      15 "Chile.com.La Incógnita Sobre el Origen de la Palabra Chile". Chile.com. 15 June 2000. Archived from the original on 15 April 2009. Retrieved 17 December 2009 16 Encyclopædia Britannica. "Picunche (people) – Britannica Online Encyclopedia". Britannica.com. Retrieved 17 December 2009. 17 Encina, Francisco A., and Leopoldo Castedo (1961). Resumen de la Historia de Chile. 4th ed. Santiago. I. Zig-Zag. p. 44

      Today's version of the Wikipedia entry https://en.wikipedia.org/w/index.php?title=Chile&oldid=862682987

    1. self-publication

      What does he mean by "self-publication." Is "vanity press" implied? Amateur? Ego-driven?

  3. Sep 2018
    1. genuinely new

      Not totally new, right? I'm thinking of library book marginalia, and maybe used book mark-up, as well, per this screen capture of a Columbia Buy Sell Memes offering.

    2. build community, empower students to speak, and underscore the inherently collective nature of creativity and interpretation

      I'll be interested to see how true this is. Or will it just be the same in-class loudmouths (myself included), who are aggressive annotators. Maybe even more aggressive because we're not as conscious of taking up other students' space and time.

    3. The participatory ethos of social annotation aligns it with the promise of radical democracy

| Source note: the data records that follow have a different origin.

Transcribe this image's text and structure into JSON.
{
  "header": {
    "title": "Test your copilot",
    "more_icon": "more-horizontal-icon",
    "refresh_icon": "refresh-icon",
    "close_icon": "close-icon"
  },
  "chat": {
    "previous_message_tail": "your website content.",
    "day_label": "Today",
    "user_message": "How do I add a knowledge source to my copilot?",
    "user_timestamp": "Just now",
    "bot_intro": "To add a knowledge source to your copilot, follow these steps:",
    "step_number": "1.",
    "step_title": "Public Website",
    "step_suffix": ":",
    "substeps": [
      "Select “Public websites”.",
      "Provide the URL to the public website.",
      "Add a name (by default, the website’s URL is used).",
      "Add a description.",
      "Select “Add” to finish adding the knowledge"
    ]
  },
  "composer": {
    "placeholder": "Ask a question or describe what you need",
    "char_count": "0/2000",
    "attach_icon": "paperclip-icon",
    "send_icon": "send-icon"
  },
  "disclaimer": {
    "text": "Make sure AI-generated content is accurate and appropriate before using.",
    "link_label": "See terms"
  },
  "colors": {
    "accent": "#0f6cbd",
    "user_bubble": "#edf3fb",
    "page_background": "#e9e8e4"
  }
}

      Is that a bit of an overstatement?

    4. Stephen Duncombe

      zine guy!

    1. failings of the person here presenting them
    2. coming of democracy reversed the word of command

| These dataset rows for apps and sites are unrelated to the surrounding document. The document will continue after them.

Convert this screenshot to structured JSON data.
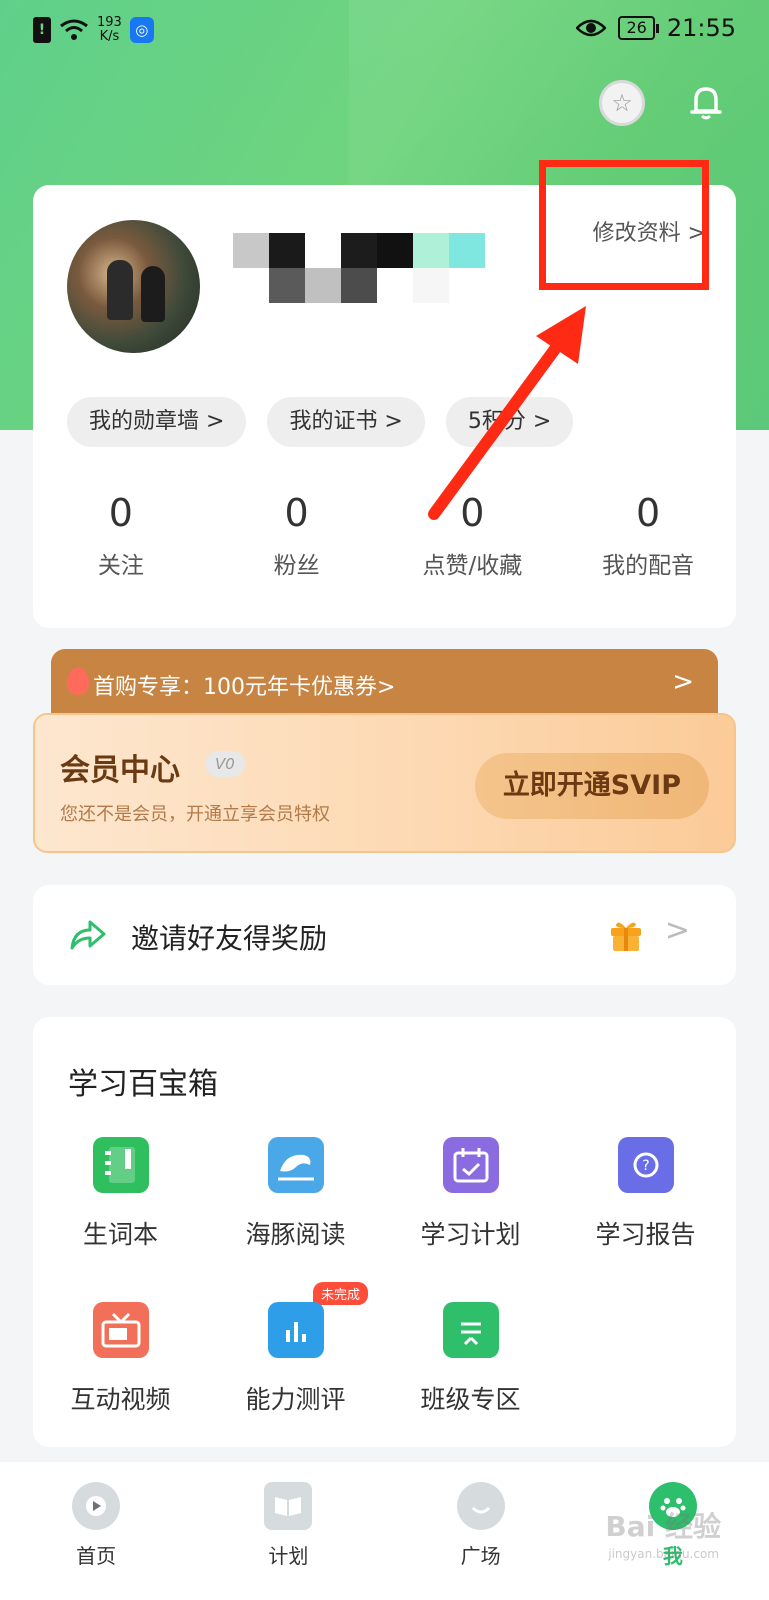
{
  "status_bar": {
    "net_speed_value": "193",
    "net_speed_unit": "K/s",
    "battery": "26",
    "time": "21:55"
  },
  "profile": {
    "edit_label": "修改资料 >",
    "chips": [
      "我的勋章墙 >",
      "我的证书 >",
      "5积分 >"
    ],
    "stats": [
      {
        "value": "0",
        "label": "关注"
      },
      {
        "value": "0",
        "label": "粉丝"
      },
      {
        "value": "0",
        "label": "点赞/收藏"
      },
      {
        "value": "0",
        "label": "我的配音"
      }
    ]
  },
  "promo": {
    "text": "首购专享：100元年卡优惠券>",
    "chevron": ">"
  },
  "vip": {
    "title": "会员中心",
    "level": "V0",
    "subtitle": "您还不是会员，开通立享会员特权",
    "button": "立即开通SVIP"
  },
  "invite": {
    "label": "邀请好友得奖励",
    "chevron": ">"
  },
  "toolbox": {
    "title": "学习百宝箱",
    "tools": [
      {
        "label": "生词本",
        "icon": "notebook-icon",
        "color": "#2fbf5e"
      },
      {
        "label": "海豚阅读",
        "icon": "dolphin-book-icon",
        "color": "#4aa8e8"
      },
      {
        "label": "学习计划",
        "icon": "calendar-icon",
        "color": "#8a6be0"
      },
      {
        "label": "学习报告",
        "icon": "report-icon",
        "color": "#6a6ee6"
      },
      {
        "label": "互动视频",
        "icon": "tv-icon",
        "color": "#f2705a"
      },
      {
        "label": "能力测评",
        "icon": "chart-board-icon",
        "color": "#2f9ee8",
        "badge": "未完成"
      },
      {
        "label": "班级专区",
        "icon": "class-board-icon",
        "color": "#2fbf6a"
      }
    ]
  },
  "nav": {
    "items": [
      {
        "label": "首页",
        "icon": "play-icon"
      },
      {
        "label": "计划",
        "icon": "book-icon"
      },
      {
        "label": "广场",
        "icon": "chat-bubble-icon"
      },
      {
        "label": "我",
        "icon": "paw-icon",
        "active": true
      }
    ]
  },
  "watermark": {
    "text": "Bai 经验",
    "sub": "jingyan.baidu.com"
  },
  "colors": {
    "brand_green": "#5fd08a",
    "annotation_red": "#ff2a14",
    "promo_bar": "#c78442",
    "vip_text": "#6b3a12"
  }
}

      Whose democracy?

    3. The Text (if only by its frequent 'unreadability) decants the work (the work permitting) from its consumption and gathers it up as play, activity, production, practice.
    4. no demagogy is intended here

      SERIOUSLY?

    5. The work is caught up in a process of filiation.
    6. The Text is not a co-existence of meanings but a passage, an overcrossing

      This text sure is.

    7. paradoxical
    8. classification (which is furthermore one of its 'social functions)

      Okay, yes, back in my jolts of fashion professional/academic wheelhouse. Classification IS a social function and a construct.

    9. (good) Literature

      YOU KNOW HOW I FEEL ABOUT JUDGING LITERATURE.

    10. Roland Barthes

      Practically like hypothes.is this very scholarly website invites us to weigh in on Barthes FAQ http://www.vipfaq.com/Roland%20Barthes.html

    11. It would be futile to try to separate out materially works from texts.

      Ooh--I've got this sentence! Read Why Zines Matter: Materiality and the Creation of Embodied Community https://barnardzines.livejournal.com/46042.html If you don't have access to the FT hmu.

    12. The Text is not to be thought of as an object that can be computed.
    13. in the interests of a new object and a new language neither of which has a place in the field of the sciences that were to be brought peacefully together, this unease in classification being precisely the point from which it is possible to diagnose a certain mutation.

      The word "classification" jolted my fashion. Seems like this sentence should be in my wheelhouse because classification is decidedly a determination of my jam, but dear dog, I can't. Can I get a translation of the translation please?

    14. interdisciplinarity

      LOL didn't DH invent interdisciplinarity? Or maybe that's multidisciplinarity.

    15. (the term 'connection' is used here in a deliberately neutral way: one does not decide a determination, be it multiple and dialectical)
    16. The change

      LOL menopause.

    17. Trans. by Stephen Heath, 1977

      I'm finding the text dense. I wonder if that's the original or the translation. Or both!